• [EXERCISE]: An exact copy of the listing below is required.

+++

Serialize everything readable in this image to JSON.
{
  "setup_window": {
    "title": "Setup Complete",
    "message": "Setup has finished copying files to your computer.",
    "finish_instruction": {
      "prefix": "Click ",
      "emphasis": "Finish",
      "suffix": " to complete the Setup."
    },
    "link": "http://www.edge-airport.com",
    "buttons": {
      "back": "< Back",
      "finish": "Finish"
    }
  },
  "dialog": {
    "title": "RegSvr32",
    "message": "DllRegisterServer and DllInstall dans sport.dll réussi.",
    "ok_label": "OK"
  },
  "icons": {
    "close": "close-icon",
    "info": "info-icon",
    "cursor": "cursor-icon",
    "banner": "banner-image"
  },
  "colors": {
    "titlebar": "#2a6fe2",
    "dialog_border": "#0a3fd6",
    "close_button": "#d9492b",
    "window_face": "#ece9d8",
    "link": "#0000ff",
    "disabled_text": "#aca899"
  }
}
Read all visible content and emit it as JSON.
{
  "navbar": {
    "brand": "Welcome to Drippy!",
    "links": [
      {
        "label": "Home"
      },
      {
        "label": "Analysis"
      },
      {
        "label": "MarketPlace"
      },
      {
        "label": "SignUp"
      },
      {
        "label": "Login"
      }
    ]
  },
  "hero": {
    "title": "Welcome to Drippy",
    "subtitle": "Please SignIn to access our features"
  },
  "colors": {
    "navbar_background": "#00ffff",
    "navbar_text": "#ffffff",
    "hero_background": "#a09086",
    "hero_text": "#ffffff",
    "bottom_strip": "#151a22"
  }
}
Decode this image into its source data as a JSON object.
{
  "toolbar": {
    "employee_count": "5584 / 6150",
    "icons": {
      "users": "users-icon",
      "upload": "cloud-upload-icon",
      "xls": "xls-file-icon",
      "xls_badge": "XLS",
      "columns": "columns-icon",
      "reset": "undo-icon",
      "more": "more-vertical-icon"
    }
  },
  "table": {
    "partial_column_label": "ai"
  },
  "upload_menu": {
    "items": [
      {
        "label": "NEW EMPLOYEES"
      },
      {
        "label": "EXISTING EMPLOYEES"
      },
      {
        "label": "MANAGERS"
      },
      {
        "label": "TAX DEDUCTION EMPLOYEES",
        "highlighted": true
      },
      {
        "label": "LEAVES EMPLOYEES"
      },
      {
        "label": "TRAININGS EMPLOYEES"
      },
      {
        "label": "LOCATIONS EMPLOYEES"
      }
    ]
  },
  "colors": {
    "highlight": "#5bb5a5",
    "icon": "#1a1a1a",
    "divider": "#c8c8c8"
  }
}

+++

• [EXERCISE SOLUTION]:
Serialize everything readable in this image to JSON.
{
  "setup_window": {
    "title": "Setup Complete",
    "message": "Setup has finished copying files to your computer.",
    "finish_instruction": {
      "prefix": "Click ",
      "emphasis": "Finish",
      "suffix": " to complete the Setup."
    },
    "link": "http://www.edge-airport.com",
    "buttons": {
      "back": "< Back",
      "finish": "Finish"
    }
  },
  "dialog": {
    "title": "RegSvr32",
    "message": "DllRegisterServer and DllInstall dans sport.dll réussi.",
    "ok_label": "OK"
  },
  "icons": {
    "close": "close-icon",
    "info": "info-icon",
    "cursor": "cursor-icon",
    "banner": "banner-image"
  },
  "colors": {
    "titlebar": "#2a6fe2",
    "dialog_border": "#0a3fd6",
    "close_button": "#d9492b",
    "window_face": "#ece9d8",
    "link": "#0000ff",
    "disabled_text": "#aca899"
  }
}
Read all visible content and emit it as JSON.
{
  "navbar": {
    "brand": "Welcome to Drippy!",
    "links": [
      {
        "label": "Home"
      },
      {
        "label": "Analysis"
      },
      {
        "label": "MarketPlace"
      },
      {
        "label": "SignUp"
      },
      {
        "label": "Login"
      }
    ]
  },
  "hero": {
    "title": "Welcome to Drippy",
    "subtitle": "Please SignIn to access our features"
  },
  "colors": {
    "navbar_background": "#00ffff",
    "navbar_text": "#ffffff",
    "hero_background": "#a09086",
    "hero_text": "#ffffff",
    "bottom_strip": "#151a22"
  }
}
Decode this image into its source data as a JSON object.
{
  "toolbar": {
    "employee_count": "5584 / 6150",
    "icons": {
      "users": "users-icon",
      "upload": "cloud-upload-icon",
      "xls": "xls-file-icon",
      "xls_badge": "XLS",
      "columns": "columns-icon",
      "reset": "undo-icon",
      "more": "more-vertical-icon"
    }
  },
  "table": {
    "partial_column_label": "ai"
  },
  "upload_menu": {
    "items": [
      {
        "label": "NEW EMPLOYEES"
      },
      {
        "label": "EXISTING EMPLOYEES"
      },
      {
        "label": "MANAGERS"
      },
      {
        "label": "TAX DEDUCTION EMPLOYEES",
        "highlighted": true
      },
      {
        "label": "LEAVES EMPLOYEES"
      },
      {
        "label": "TRAININGS EMPLOYEES"
      },
      {
        "label": "LOCATIONS EMPLOYEES"
      }
    ]
  },
  "colors": {
    "highlight": "#5bb5a5",
    "icon": "#1a1a1a",
    "divider": "#c8c8c8"
  }
}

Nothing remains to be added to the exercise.